Gee, I don't think that there is much ambiguity about my atitude about content - I have an atitude. Leaving aside the important question of ethics, it seems very clear to me that NLP has spread like wildfire for the simple reason it works across languages, cultures, personal histories... precisely because it has no content - yet handles any content - this is the value of the syntactic or formal approach. Content models require a certain acceptance of beliefs, values and presuppositions - none of which are required in the operational application of a formal model. This is also, of course, the basis of the critique that Carmen and I offer of the so-called presuppositions of NLP. The caution you suggest is what we attempted to argue for in section three of Whispering - if you have a more effective way of making this point, we would be happy to receive it.
Interesting material - thanks!
|Topic||Date Posted||Posted By|
|modeling a group||06/02/2003 09:14:40||oleg dashevskii|
|Re:modeling a group||06/02/2003 22:23:02||John Grinder|
|Re:Re:modeling a group||07/02/2003 19:12:07||oleg dashevskii|
|Re:Re:Re:modeling a group||07/02/2003 21:57:22||John Grinder|
|Re:Re:Re:Re:modeling a group||18/02/2003 07:07:47||oleg dashevskii|
|Re:Re:Re:Re:Re:modeling a group||19/02/2003 03:43:56||John Grinder|
|Re:Re:Re:Re:Re:Re:modeling a group||19/02/2003 07:34:46||oleg dashevskii|
|Re:Re:Re:Re:Re:Re:Re:modeling a group||19/02/2003 09:38:46||Jon Edwards|
|Re:Re:Re:Re:Re:Re:Re:modeling a group||19/02/2003 16:52:58||John Grinder|
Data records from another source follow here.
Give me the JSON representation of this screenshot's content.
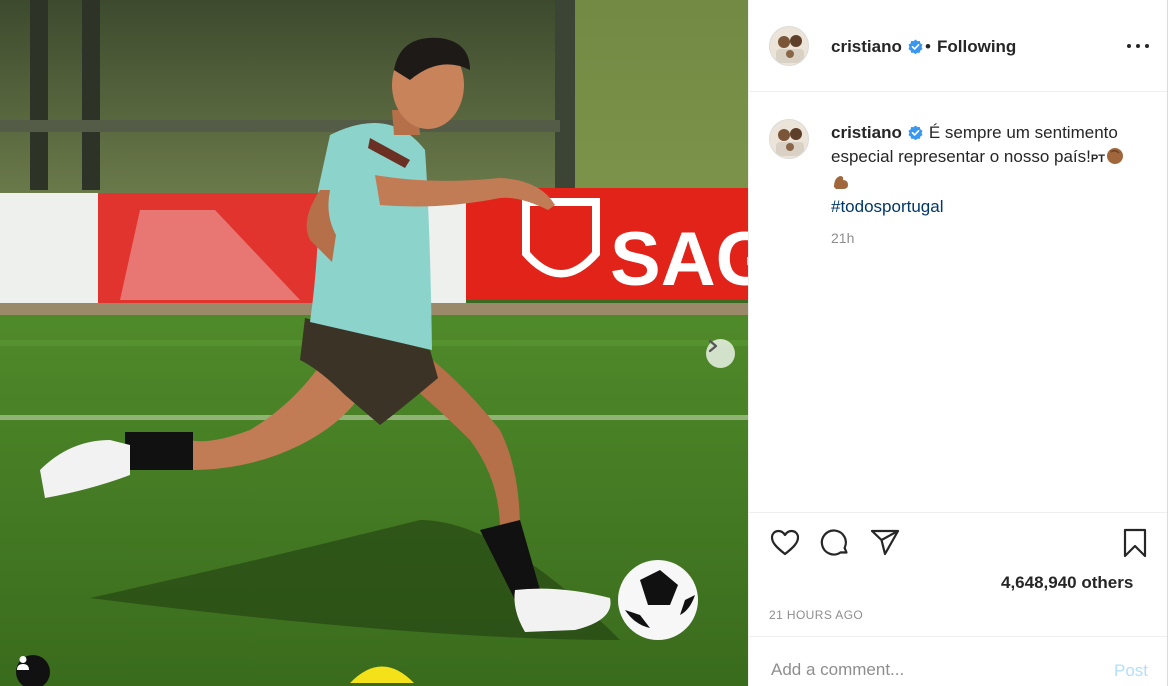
{
  "post": {
    "username": "cristiano",
    "follow_separator": "•",
    "follow_status": "Following",
    "caption_text": "É sempre um sentimento especial representar o nosso país!",
    "caption_suffix": "PT",
    "hashtag": "#todosportugal",
    "comment_time": "21h",
    "likes_text": "4,648,940 others",
    "post_time": "21 HOURS AGO"
  },
  "photo": {
    "banner_text": "SAG"
  },
  "comment_box": {
    "placeholder": "Add a comment...",
    "post_label": "Post"
  },
  "icons": {
    "verified": "verified-badge-icon",
    "more": "more-options-icon",
    "like": "heart-icon",
    "comment": "comment-bubble-icon",
    "share": "paper-plane-icon",
    "save": "bookmark-icon",
    "next": "chevron-right-icon",
    "tagged_user": "user-tag-icon"
  },
  "colors": {
    "verified_blue": "#3897f0",
    "hashtag_blue": "#00376b",
    "post_button": "#b2dffc",
    "muted_text": "#8e8e8e"
  }
}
|Re:Re:modeling a group||08/02/2003 20:56:47||Robert|
|Re:Re:Re:modeling a group||09/02/2003 15:55:48||John Grinder|